Cloud Computing for Web Developers
What Exactly IS Cloud Computing?Cloud computing, as defined by Wikipedia, is "Internet-based computing, whereby shared resources, software, and information are provided to computers and other devices on demand, like the electricity grid." It essentially means that applications are actually accomplished through the use of many computers that exist online, rather than on your local computer or web server. The SETI project, which looks for extra-terrestrial life, was one of the first projects to come to public light which utilized cloud computing--using end-user's computers to analyze data that SETI compiled--via the internet. Now that same concept is being used for web applications.
Cloud computing should be thought of simply as a new client-server mechanism, one that will open up resources from multiple internet-connected devices, with lower barriers for entry. Suddenly web developers have access to hosted applications and data, along with cloud-based development services, enabling them to create web applications that have access to data and services like never before.
Google App EngineIn terms of web development, both Google and Amazon have been on top of the game. Google's App Engine enables developers to build--and host--web apps on Google own servers, which allow for faster development and deployment processes, an easier administration process, without the need to keep up with hardware upgrades, patches or backups. The TV commercial where a web development team's client does so well in the first few minutes that their server is overwhelmed, is no longer a concern using cloud computing. Google App Engine scales along with your app, whether your app is being served to 10 users, or a million users. Getting started with App Engine is free for developers--just sign up, upload your app, and begin using it. Obviously Google offers a commercial package, but even as a free cloud service, they provide you with 500 MB of storage and 5 million pageviews a month, at no cost.
Amazon Web ServicesAmazon Web Services (AWS) provides many cloud services for developers, including Amazon CloudFront for content delivery, Amazon Fulfillment Service for ecommerce, Amazon CloudWatch for monitoring, Amazon Simple Storage Service (S3) for storage, and Amazon Virtual Private Cloud (VPC) for networking. Like Google, getting started with AWS is free--just sign up and start developing. Once you sign up for AWS, you will be able to obtain an Access Identifier, which is used to make web service requests from AWS.
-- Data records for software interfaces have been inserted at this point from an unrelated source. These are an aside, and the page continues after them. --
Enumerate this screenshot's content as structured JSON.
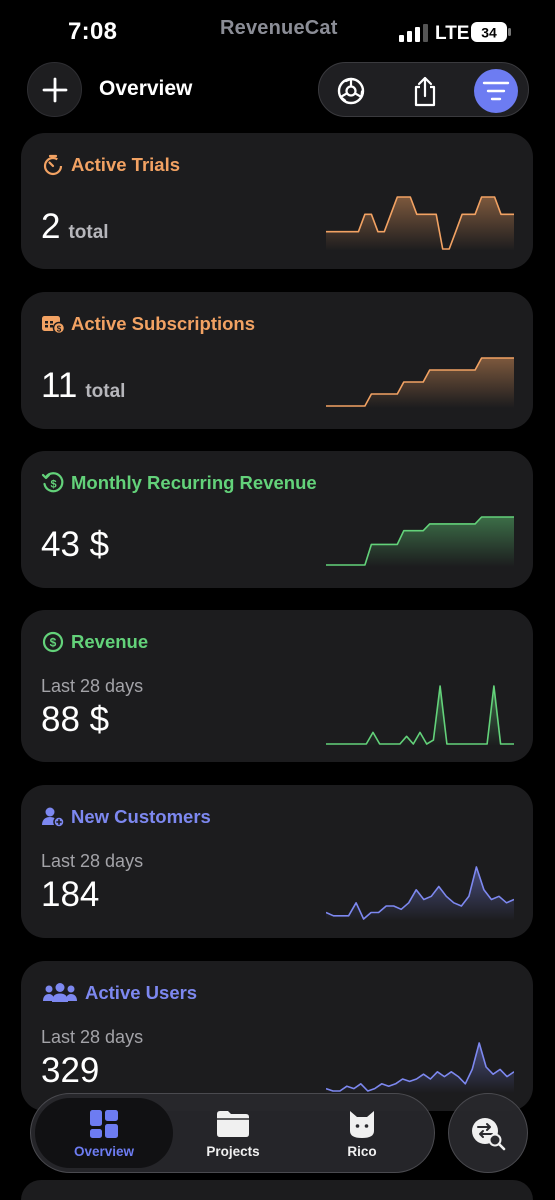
{
  "status_bar": {
    "time": "7:08",
    "brand": "RevenueCat",
    "network": "LTE",
    "battery": "34"
  },
  "header": {
    "title": "Overview",
    "add_icon": "plus-icon",
    "tools": [
      "settings-icon",
      "share-icon",
      "filter-icon"
    ],
    "accent": "#6d7cf2"
  },
  "cards": [
    {
      "title": "Active Trials",
      "icon": "timer-icon",
      "color": "#f2a263",
      "value": "2",
      "unit": "total",
      "sparkline": [
        1,
        1,
        1,
        1,
        1,
        1,
        2,
        2,
        1,
        1,
        2,
        3,
        3,
        3,
        2,
        2,
        2,
        2,
        0,
        0,
        1,
        2,
        2,
        2,
        3,
        3,
        3,
        2,
        2,
        2
      ]
    },
    {
      "title": "Active Subscriptions",
      "icon": "calendar-dollar-icon",
      "color": "#f2a263",
      "value": "11",
      "unit": "total",
      "sparkline": [
        8,
        8,
        8,
        8,
        8,
        8,
        8,
        9,
        9,
        9,
        9,
        9,
        10,
        10,
        10,
        10,
        11,
        11,
        11,
        11,
        11,
        11,
        11,
        11,
        12,
        12,
        12,
        12,
        12,
        12
      ]
    },
    {
      "title": "Monthly Recurring Revenue",
      "icon": "recurring-dollar-icon",
      "color": "#63d27a",
      "value": "43 $",
      "unit": "",
      "sparkline": [
        34,
        34,
        34,
        34,
        34,
        34,
        34,
        37,
        37,
        37,
        37,
        37,
        39,
        39,
        39,
        39,
        40,
        40,
        40,
        40,
        40,
        40,
        40,
        40,
        41,
        41,
        41,
        41,
        41,
        41
      ]
    },
    {
      "title": "Revenue",
      "icon": "dollar-circle-icon",
      "color": "#63d27a",
      "sub_label": "Last 28 days",
      "value": "88 $",
      "unit": "",
      "sparkline": [
        0,
        0,
        0,
        0,
        0,
        0,
        0,
        3,
        0,
        0,
        0,
        0,
        2,
        0,
        3,
        0,
        1,
        15,
        0,
        0,
        0,
        0,
        0,
        0,
        0,
        15,
        0,
        0,
        0
      ]
    },
    {
      "title": "New Customers",
      "icon": "person-add-icon",
      "color": "#7d88f0",
      "sub_label": "Last 28 days",
      "value": "184",
      "unit": "",
      "sparkline": [
        4,
        3,
        3,
        3,
        7,
        2,
        4,
        4,
        6,
        6,
        5,
        7,
        11,
        8,
        9,
        12,
        9,
        7,
        6,
        9,
        18,
        11,
        8,
        9,
        7,
        8
      ]
    },
    {
      "title": "Active Users",
      "icon": "people-icon",
      "color": "#7d88f0",
      "sub_label": "Last 28 days",
      "value": "329",
      "unit": "",
      "sparkline": [
        5,
        4,
        4,
        6,
        5,
        7,
        4,
        5,
        7,
        6,
        7,
        9,
        8,
        9,
        11,
        9,
        12,
        10,
        12,
        10,
        7,
        13,
        24,
        14,
        11,
        13,
        10,
        12
      ]
    }
  ],
  "tabbar": {
    "tabs": [
      {
        "label": "Overview",
        "icon": "dashboard-icon",
        "active": true
      },
      {
        "label": "Projects",
        "icon": "folder-icon",
        "active": false
      },
      {
        "label": "Rico",
        "icon": "cat-icon",
        "active": false
      }
    ],
    "fab_icon": "switch-search-icon"
  }
}
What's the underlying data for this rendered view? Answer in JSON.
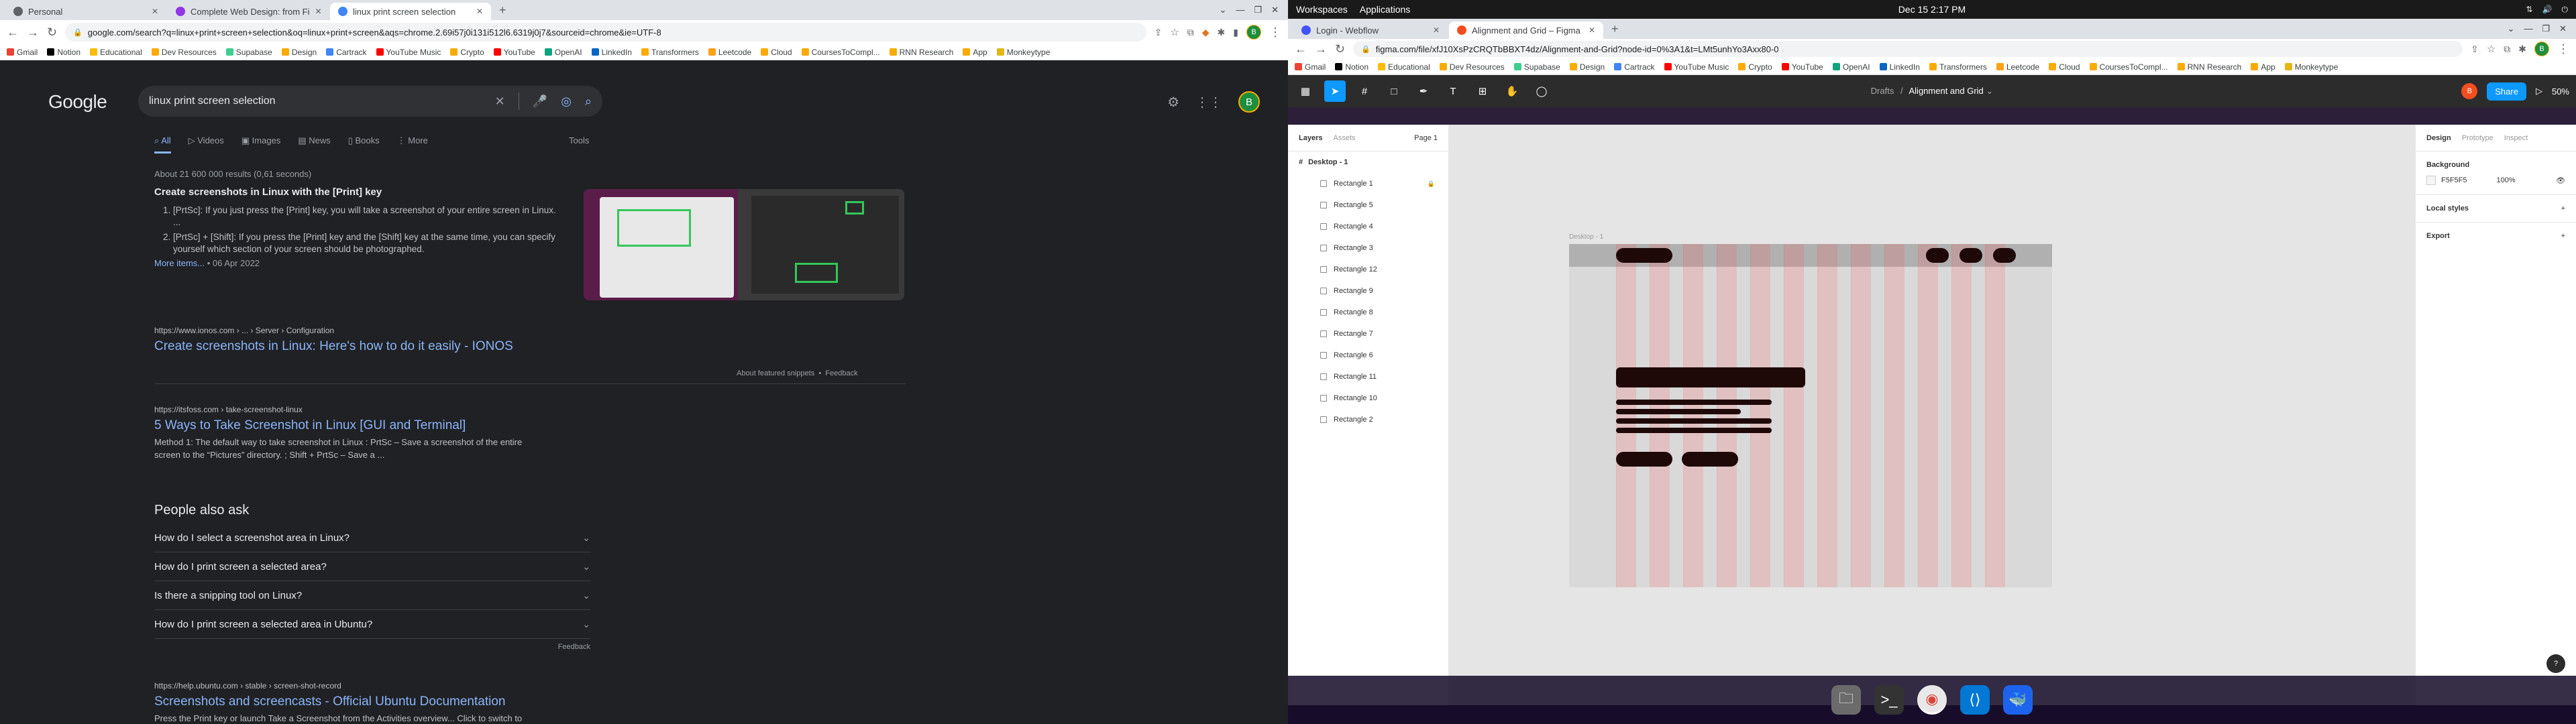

CodeitaNow we move on to a new cloud-based development platform called Codeita. Codeita allows developers to do everything from a cloud perspective, from design, to coding to publishing, using the same web technologies that power the web today. These technologies are referred to as LAMP, which is an acronym that stands for Linux, Apache, MySQL and PHP. Codeita includes the following features:
- Auto-highlighting code editor
- In-browser page content editing
- Advanced svg image editor
- Project specific, task management
- Flexible cloud storage
- In-browser FTP publishing
Here's what Codeita looks like when you are logged in, and editing an HTML file:
Not only can you upload files from your local computer, you can create them on the spot using the online editor. You can also create and use MySQL databases on the fly, as well as open your project up to additional developers who also use Codeita. While it's still in its beta stages, the Codeita cloud service is looking very promising, and you are likely to see many other cloud-based web development platforms in the near future.
Cloud computing is here to stay, and as developers come to rely on cloud services, companies such as Microsoft and Apple will push the reality of cloud computing even further. Microsoft's Azure and Apple's iPad, which utilizes cloud-based application services heavily, are likely to drive developer demand for such services, and developers are going to be inclined to use these services, which provide enhanced performance, scalability and additional security that their own web hosts just can't provide.